The administrators of Globespan and E-Clear are set for a High Court hearing tomorrow in a bid to resolve the stalemate over £35m in passenger funds.
PricewaterhouseCoopers (PwC) is asking a judge to put E-Clear into administration in a bid to release to release funds following the collapse of the Scottish low-cost carrier that left 4,500 passengers stranded when it went bankrupt before Christmas.
PwC estimates potential claims of around £15m, rather than £35m, and that the remaining £20m relates to flights that have already taken place.
It says that its repeated requests for a breakdown of E-Clear’s calculations have been shunned. E-Clear has also resisted requests that the money be put in joint bank account. PwC hopes to force E-Clear to answer its questions in court.
PwC’s Bruce Cartwright, one of Globespan’s administrators, told The Independent: “This week we have provided records of thousands of transactions to E-Clear, and while we don’t expect them to process that within a mere few days, we are concerned as to why E-Clear has not explained to us how they arrive at their estimate of the potential chargeback.”
He added: “It makes no sense to us for E-Clear to suggest that the question of how much money they hold is of no relevance to us. We don’t understand why we can’t get a simple answer to a simple question.”
E-Clear acknowledges it has the £35m, but denies that only £15m relates to future flights, and says it will hold onto the fund for six months to ensure that any refund claims can be met.
The Serious Fraud Office (SFO) has received a complaint on the matter, and is conducting the requisite preliminary enquiries, but it has not launched a formal investigation.
The relationship between Globespan and E-Clear is further complicated by the involvement of E-Clear’s chief executive, Elias Elia, in a £9m rescue package mooted in November as a way to save Globespan.

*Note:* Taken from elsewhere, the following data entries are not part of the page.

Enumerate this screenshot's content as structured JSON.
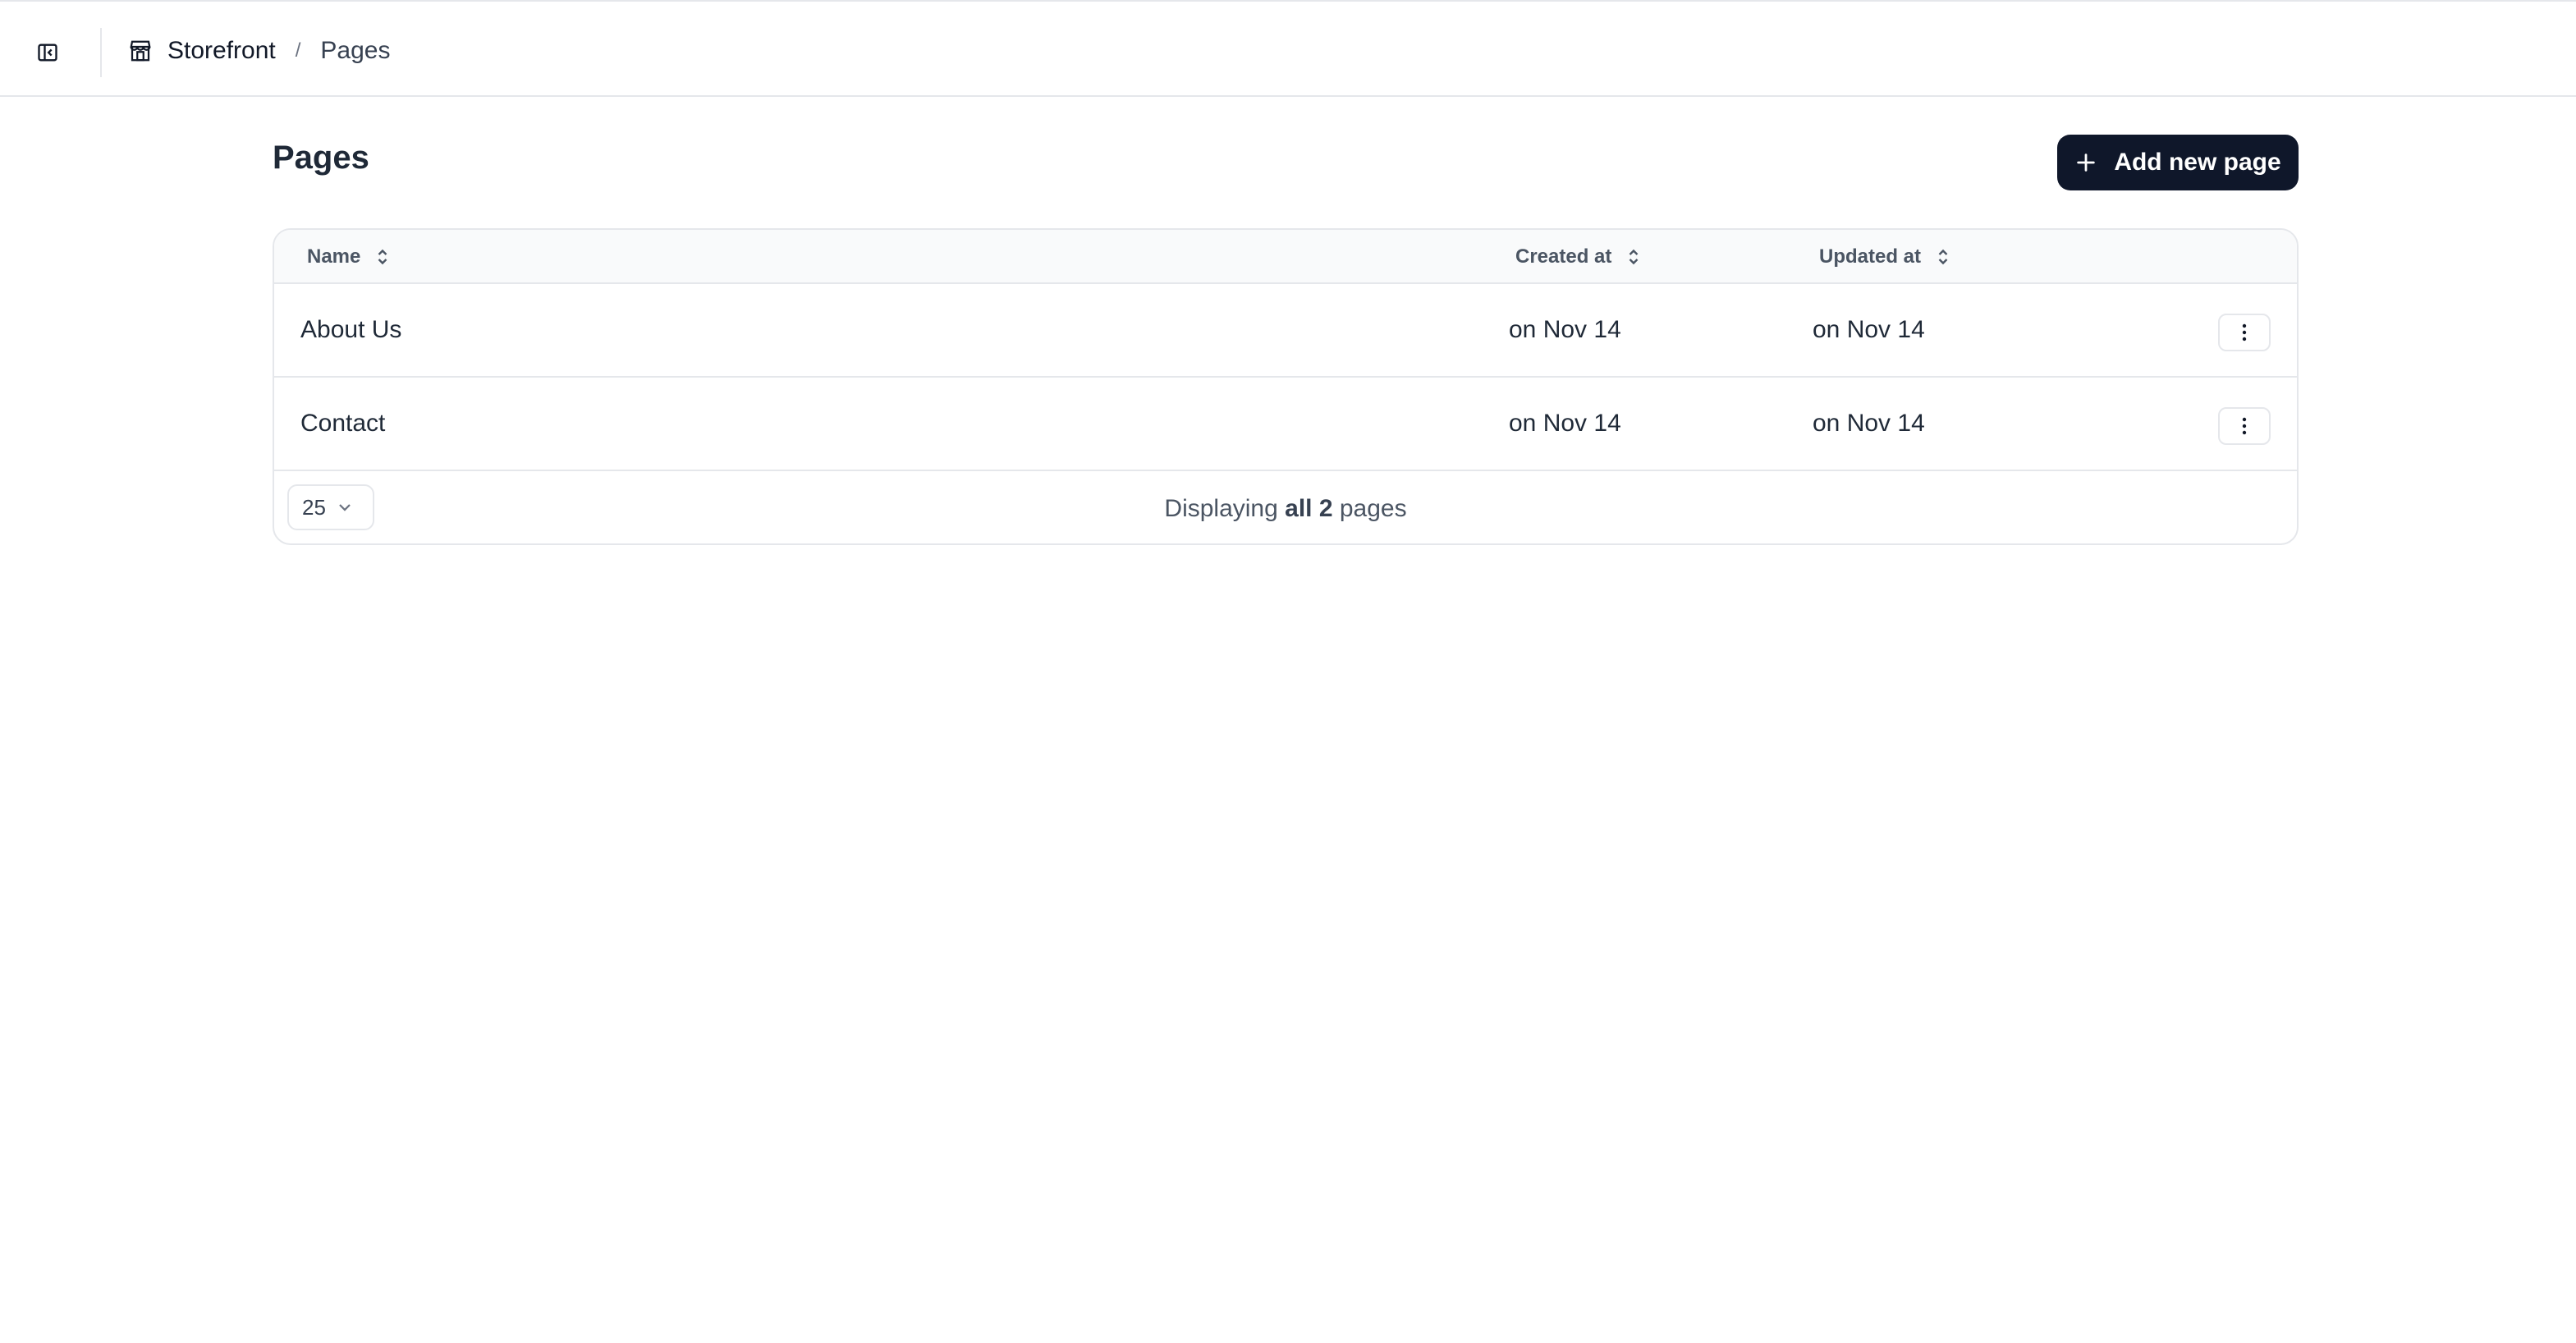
{
  "breadcrumb": {
    "store_label": "Storefront",
    "separator": "/",
    "current": "Pages"
  },
  "page": {
    "title": "Pages"
  },
  "actions": {
    "add_label": "Add new page"
  },
  "table": {
    "columns": {
      "name": "Name",
      "created": "Created at",
      "updated": "Updated at"
    },
    "rows": [
      {
        "name": "About Us",
        "created": "on Nov 14",
        "updated": "on Nov 14"
      },
      {
        "name": "Contact",
        "created": "on Nov 14",
        "updated": "on Nov 14"
      }
    ]
  },
  "footer": {
    "page_size": "25",
    "displaying_prefix": "Displaying ",
    "displaying_bold": "all 2",
    "displaying_suffix": " pages"
  },
  "icons": {
    "sidebar_toggle": "sidebar-toggle-icon",
    "store": "storefront-icon",
    "plus": "plus-icon",
    "sort": "sort-icon",
    "menu": "more-vertical-icon",
    "chevron": "chevron-down-icon"
  },
  "colors": {
    "primary_button": "#0f172a",
    "border": "#e5e7eb",
    "header_bg": "#f9fafb"
  }
}
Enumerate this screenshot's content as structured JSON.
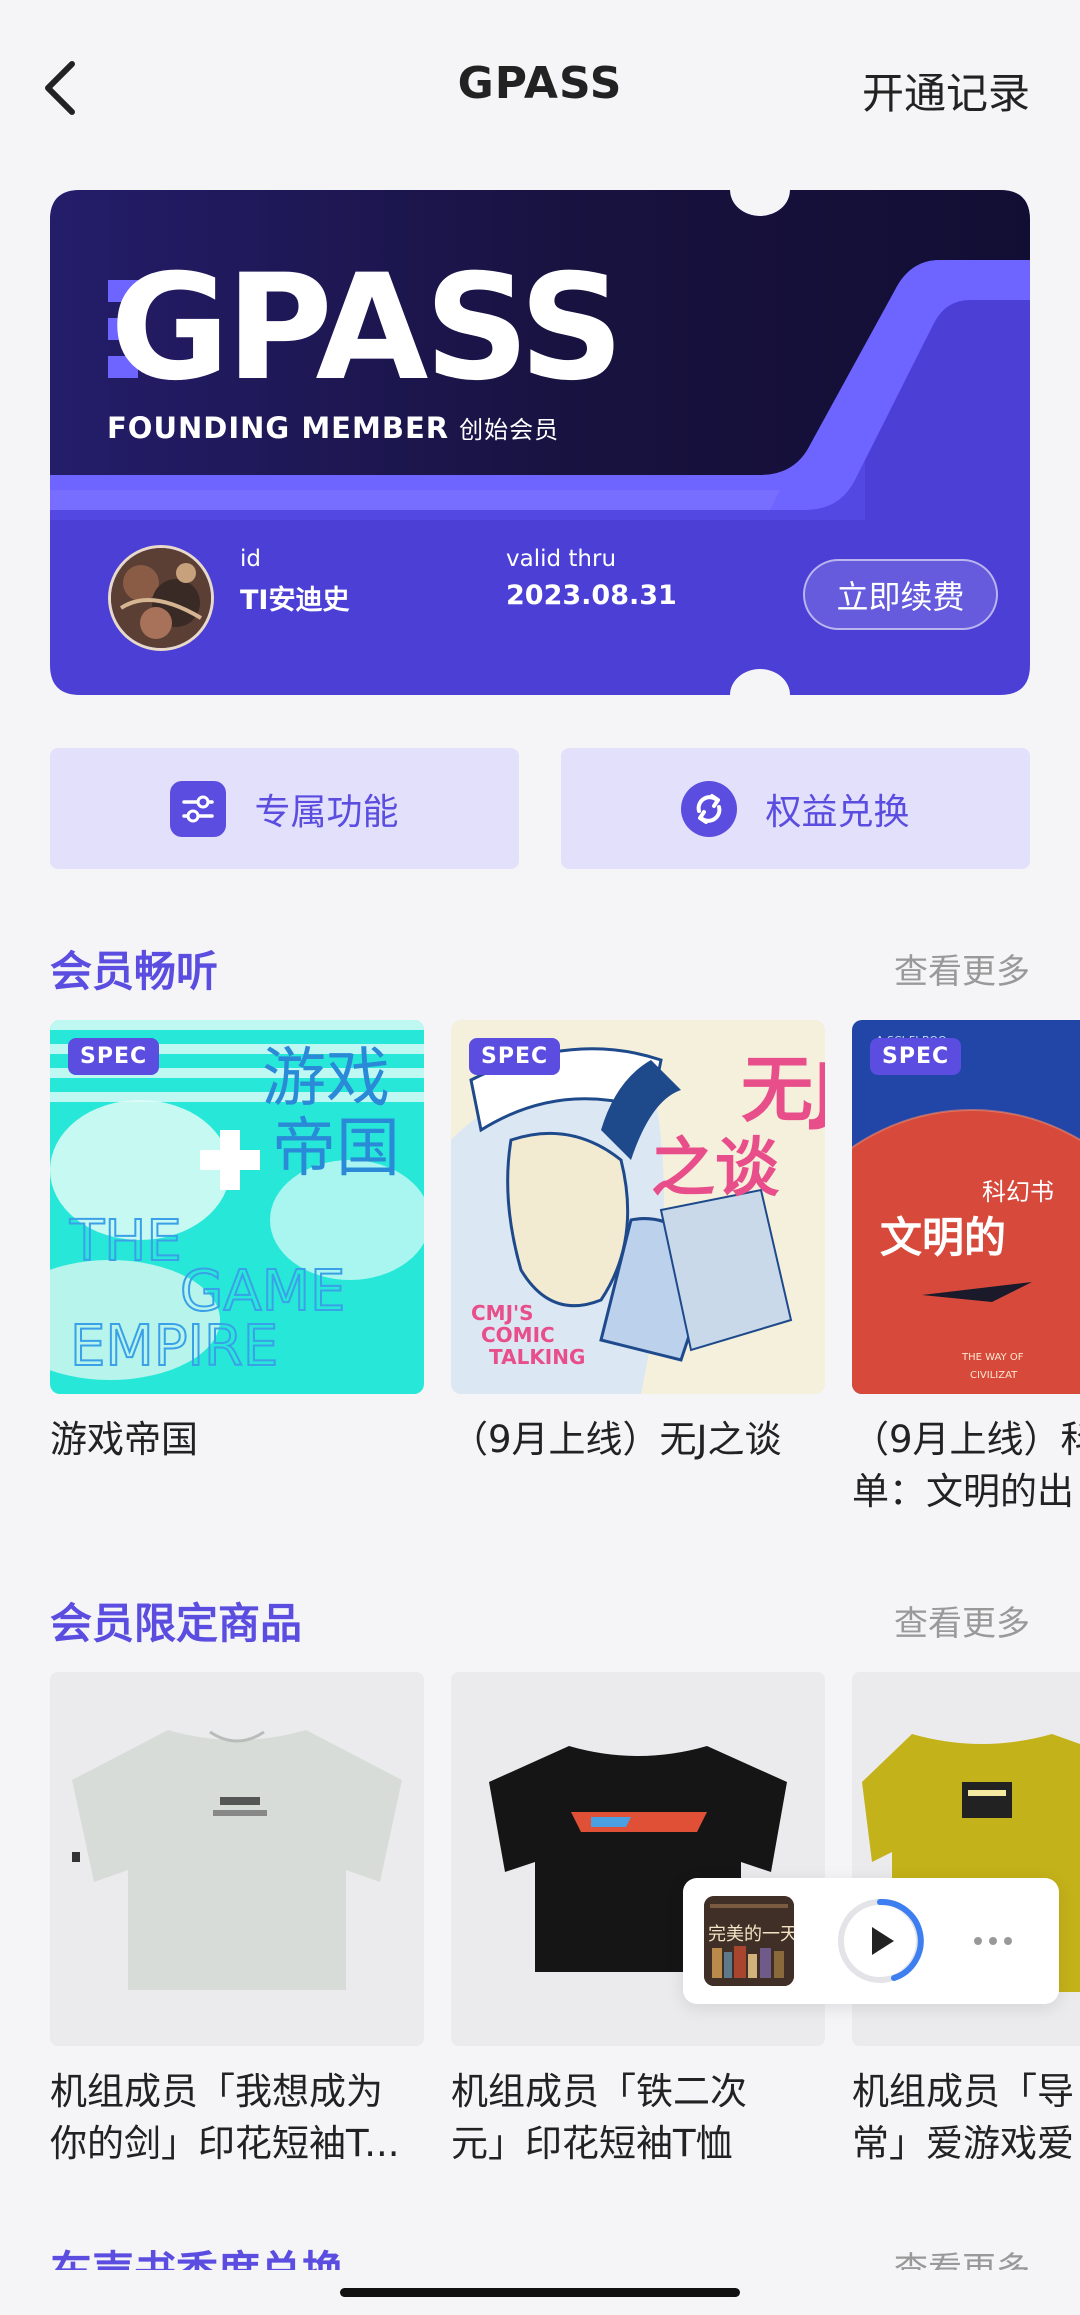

Elia is also the major shareholder of Allbury Travel Group, which folded in December leaving 100 holidaymakers stranded.